The Hague-based appeals court says Dutch state is not obliged to take back children of the women who left the country for Syria to join Daesh group.
The Dutch state is not obliged to actively help repatriate the young children of women who left the Netherlands and joined Daesh in Syria, an appeals court in The Hague said on Friday, overturning an earlier ruling.
A lower court earlier this month had said the government must actively help repatriate 56 children living in poor conditions in camps in Syria.
All the children have Dutch nationality and are under 12 years old. Most are younger than six.
The government appealed the lower court ruling, citing national security and the risks it said Dutch officials would face by going into the camps to find the women and children.
It said the ruling would negatively impact Dutch foreign policy and international cooperation.

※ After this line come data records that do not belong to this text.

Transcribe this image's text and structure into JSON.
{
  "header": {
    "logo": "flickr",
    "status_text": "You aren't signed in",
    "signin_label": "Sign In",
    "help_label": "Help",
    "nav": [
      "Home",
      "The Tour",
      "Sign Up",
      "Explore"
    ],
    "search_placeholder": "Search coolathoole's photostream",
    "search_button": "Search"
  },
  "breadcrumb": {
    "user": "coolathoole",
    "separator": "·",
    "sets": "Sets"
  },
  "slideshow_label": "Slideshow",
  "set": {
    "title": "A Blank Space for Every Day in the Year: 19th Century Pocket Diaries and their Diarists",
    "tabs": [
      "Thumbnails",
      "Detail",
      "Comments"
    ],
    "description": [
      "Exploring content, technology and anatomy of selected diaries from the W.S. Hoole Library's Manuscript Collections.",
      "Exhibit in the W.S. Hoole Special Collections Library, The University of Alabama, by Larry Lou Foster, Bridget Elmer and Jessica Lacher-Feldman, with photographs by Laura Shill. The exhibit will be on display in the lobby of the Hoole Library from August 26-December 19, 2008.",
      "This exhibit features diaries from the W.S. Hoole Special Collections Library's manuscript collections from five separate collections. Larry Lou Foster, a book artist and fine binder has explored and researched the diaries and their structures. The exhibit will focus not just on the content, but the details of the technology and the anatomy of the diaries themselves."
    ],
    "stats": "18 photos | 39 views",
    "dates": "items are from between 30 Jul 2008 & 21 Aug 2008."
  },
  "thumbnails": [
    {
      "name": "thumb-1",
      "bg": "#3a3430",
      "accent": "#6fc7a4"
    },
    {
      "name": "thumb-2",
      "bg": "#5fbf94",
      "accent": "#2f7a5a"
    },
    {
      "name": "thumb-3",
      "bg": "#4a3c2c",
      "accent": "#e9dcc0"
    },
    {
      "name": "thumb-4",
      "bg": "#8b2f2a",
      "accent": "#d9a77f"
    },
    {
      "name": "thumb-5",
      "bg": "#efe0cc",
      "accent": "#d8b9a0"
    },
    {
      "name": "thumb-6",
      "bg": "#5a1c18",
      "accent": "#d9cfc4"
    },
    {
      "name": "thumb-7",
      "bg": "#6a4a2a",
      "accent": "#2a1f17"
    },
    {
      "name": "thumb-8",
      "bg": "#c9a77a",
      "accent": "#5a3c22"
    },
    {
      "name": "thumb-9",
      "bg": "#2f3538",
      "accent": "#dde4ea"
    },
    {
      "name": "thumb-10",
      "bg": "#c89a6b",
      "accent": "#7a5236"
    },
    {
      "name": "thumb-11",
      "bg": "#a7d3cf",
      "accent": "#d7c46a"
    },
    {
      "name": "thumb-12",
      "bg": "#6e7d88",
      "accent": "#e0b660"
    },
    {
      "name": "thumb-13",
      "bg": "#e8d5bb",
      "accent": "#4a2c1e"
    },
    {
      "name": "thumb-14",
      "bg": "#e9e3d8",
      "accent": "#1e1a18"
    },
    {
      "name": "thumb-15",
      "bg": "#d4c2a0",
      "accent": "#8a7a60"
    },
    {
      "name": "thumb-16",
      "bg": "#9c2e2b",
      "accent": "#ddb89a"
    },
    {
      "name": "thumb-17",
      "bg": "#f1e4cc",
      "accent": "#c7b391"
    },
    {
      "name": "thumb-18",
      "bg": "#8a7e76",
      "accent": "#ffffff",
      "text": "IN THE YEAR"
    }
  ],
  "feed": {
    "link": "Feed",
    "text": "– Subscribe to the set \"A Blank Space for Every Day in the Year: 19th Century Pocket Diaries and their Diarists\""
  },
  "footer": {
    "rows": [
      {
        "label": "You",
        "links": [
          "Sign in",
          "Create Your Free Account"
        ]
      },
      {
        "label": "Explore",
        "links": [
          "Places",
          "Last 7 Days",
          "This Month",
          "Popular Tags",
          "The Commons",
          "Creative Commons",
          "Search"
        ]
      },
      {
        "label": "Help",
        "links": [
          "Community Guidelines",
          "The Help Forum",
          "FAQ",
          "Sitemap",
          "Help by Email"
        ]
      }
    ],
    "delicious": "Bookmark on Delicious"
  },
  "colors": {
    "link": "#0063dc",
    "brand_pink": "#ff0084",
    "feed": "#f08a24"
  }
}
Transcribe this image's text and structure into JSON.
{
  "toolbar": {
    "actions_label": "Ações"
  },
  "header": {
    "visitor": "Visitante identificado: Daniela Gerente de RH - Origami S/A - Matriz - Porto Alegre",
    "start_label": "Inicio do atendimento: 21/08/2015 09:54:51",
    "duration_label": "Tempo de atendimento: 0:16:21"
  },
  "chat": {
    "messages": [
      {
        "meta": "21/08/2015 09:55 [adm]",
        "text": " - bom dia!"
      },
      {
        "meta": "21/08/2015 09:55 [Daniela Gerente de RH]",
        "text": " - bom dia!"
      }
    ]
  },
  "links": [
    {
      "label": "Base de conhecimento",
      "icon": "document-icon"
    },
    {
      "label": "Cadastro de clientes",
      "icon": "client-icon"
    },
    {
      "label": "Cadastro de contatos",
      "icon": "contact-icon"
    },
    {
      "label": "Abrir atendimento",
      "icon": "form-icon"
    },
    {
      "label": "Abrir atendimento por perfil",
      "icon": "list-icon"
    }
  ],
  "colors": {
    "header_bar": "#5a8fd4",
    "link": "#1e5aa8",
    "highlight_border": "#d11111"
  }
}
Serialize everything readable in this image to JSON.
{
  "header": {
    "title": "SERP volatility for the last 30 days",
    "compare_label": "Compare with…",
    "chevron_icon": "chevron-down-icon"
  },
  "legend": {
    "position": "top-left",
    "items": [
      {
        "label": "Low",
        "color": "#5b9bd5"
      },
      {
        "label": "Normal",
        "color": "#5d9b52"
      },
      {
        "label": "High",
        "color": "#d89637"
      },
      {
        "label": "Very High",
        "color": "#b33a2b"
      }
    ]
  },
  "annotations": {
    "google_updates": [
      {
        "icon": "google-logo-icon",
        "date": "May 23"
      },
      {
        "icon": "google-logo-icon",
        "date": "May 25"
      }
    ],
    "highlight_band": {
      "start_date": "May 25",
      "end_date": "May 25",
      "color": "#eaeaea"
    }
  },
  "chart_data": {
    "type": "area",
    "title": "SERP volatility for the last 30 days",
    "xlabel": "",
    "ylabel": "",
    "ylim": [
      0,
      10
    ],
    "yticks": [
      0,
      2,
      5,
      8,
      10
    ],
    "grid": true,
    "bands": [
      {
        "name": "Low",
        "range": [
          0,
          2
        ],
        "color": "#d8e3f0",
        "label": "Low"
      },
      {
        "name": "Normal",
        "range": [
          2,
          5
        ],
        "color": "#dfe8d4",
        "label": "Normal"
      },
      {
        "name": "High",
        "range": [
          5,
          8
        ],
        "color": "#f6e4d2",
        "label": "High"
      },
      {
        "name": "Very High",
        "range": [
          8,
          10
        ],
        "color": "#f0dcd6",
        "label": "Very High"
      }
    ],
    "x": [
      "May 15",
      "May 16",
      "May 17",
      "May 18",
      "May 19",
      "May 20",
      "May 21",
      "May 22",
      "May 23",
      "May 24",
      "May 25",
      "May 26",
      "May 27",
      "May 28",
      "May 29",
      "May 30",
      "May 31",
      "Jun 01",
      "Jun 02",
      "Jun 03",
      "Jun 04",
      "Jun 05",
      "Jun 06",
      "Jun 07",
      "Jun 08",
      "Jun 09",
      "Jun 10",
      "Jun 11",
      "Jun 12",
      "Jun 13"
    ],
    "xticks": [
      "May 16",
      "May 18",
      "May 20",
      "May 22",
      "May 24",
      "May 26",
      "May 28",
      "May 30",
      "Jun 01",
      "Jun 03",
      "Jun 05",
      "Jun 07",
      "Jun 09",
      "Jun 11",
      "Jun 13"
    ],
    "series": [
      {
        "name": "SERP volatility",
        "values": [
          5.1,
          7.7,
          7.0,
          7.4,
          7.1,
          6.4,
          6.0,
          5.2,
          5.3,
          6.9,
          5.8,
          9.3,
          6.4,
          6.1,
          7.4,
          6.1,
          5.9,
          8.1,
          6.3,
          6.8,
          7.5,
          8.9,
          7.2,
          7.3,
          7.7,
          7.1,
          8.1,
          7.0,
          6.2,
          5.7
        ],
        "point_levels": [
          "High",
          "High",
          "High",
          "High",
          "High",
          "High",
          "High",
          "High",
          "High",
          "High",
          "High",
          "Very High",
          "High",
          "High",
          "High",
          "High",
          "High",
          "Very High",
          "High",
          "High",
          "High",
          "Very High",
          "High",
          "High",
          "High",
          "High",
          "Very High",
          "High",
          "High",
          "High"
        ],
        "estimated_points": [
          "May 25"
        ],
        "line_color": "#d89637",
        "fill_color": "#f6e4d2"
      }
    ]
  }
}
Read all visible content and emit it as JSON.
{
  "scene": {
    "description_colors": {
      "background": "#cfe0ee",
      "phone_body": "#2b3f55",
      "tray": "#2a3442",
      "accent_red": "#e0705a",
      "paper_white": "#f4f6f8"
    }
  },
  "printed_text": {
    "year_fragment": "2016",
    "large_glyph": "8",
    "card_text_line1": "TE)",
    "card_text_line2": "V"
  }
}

Women, children suffer in Syria camps
The women and children concerned are living in very poor conditions which could rapidly deteriorate as winter arrives in the Al Hol camp in northeastern Syria, their lawyer Andre Seebregts told the court.
In total, around 68,000 defeated fighters of Daesh and their families are being held in the camp, according to the Red Cross. They are under the custody of SDF militants after they took the Daesh group's last enclave.
Government figures show that, as of October, some 55 Daesh militants still based in northern Syria had travelled there from the Netherlands.
There were also at least 90 children with Dutch parents or parents who had lived for a considerable time in the Netherlands.